They said they were committed to Security Council resolutions on preserving those interests, calling on the concerned sanctions committee to take the necessary measures in this regard.
News of the abuse of the interests emerged in November when Libyan officials demanded that Belgian authorities reveal the fate of interests and dividends on accounts frozen under UN sanctions in 2011 amid reports that Brussels had financed Libyan militias from these funds.
Belgian media said at the time that up to 5 billion euros ($5.7 billion) could have been disbursed to people controlling Libyan accounts, including militia groups in the country accused of human rights abuses.
The development sparked uproar in Libya.
MP Ali al-Saeedi al-Qayedi told Asharq Al-Awsat that this issue will be discussed at parliament. He revealed that he will demand the formation of an investigation committee to tackle the case.
He added that the funds were used to finance the extremist “Fajr Libya” group that first emerged in July 2014.
Belgium’s Le Vif weekly revealed that Belgian authorities have opened an investigation into the disappearance of up to 10 billion euros in interests on frozen Libyan assets that belonged to Gaddafi. The majority of the funds were deposited in the Euroclear Bank and were frozen between 2012 and 2017.

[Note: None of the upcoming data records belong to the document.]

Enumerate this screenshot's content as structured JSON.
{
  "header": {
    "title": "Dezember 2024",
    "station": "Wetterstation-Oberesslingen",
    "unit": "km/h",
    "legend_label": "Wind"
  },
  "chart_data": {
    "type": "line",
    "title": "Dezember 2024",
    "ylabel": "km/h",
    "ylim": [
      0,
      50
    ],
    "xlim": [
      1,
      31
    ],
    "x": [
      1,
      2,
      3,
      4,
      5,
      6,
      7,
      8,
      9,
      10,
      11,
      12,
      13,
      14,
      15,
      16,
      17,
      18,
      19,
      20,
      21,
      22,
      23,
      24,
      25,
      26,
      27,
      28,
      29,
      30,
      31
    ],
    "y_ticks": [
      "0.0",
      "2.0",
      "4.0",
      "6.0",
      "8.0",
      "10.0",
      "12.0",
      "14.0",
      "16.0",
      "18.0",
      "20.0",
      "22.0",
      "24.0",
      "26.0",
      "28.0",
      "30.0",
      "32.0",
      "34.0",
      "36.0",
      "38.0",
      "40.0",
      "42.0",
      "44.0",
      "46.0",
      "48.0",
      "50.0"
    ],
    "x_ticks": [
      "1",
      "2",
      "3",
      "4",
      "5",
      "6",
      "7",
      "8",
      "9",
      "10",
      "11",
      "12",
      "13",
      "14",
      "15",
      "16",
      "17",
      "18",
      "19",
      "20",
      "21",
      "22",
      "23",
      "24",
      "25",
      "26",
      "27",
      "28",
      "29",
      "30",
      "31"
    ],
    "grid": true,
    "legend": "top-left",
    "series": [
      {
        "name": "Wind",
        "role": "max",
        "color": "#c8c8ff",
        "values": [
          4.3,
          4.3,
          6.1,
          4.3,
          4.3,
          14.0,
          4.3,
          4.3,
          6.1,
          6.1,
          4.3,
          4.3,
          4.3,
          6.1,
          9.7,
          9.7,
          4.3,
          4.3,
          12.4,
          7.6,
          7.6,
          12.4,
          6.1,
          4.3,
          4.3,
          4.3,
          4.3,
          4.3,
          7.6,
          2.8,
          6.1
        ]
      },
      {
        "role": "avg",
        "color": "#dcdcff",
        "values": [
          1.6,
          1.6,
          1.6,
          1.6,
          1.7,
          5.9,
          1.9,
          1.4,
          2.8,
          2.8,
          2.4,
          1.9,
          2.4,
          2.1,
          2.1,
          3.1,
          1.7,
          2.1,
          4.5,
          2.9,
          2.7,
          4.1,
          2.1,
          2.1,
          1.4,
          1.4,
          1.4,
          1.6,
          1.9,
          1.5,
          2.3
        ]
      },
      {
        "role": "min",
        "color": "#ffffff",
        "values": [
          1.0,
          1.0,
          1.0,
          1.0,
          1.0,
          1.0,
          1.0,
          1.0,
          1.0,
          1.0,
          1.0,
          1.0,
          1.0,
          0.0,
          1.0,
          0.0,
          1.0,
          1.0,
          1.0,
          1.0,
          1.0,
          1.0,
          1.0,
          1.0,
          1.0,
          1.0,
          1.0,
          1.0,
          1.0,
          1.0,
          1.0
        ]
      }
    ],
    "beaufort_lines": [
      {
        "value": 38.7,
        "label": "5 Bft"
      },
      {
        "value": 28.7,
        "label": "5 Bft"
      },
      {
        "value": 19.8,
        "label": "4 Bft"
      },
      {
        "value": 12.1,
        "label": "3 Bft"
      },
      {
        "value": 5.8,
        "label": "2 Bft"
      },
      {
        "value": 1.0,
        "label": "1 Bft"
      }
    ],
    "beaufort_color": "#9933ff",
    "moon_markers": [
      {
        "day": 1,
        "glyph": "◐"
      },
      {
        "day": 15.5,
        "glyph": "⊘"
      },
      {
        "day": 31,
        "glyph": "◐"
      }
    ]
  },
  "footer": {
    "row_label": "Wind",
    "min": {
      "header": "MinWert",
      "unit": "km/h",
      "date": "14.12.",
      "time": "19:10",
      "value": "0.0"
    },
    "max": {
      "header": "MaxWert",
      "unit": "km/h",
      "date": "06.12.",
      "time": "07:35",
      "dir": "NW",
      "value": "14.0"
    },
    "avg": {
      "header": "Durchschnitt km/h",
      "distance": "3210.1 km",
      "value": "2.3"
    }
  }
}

MP Mohammed Amer al-Abani indirectly blamed the Government of National Accord for the loss of the funds, saying it was attributed to “the rampant corruption in government institutions given that it was imposed by the Security Council.”
The best way to preserve the assets is to hold elections and dissolving councils, supporting the armed forces and disbanding and disarming militias, he told Asharq Al-Awsat.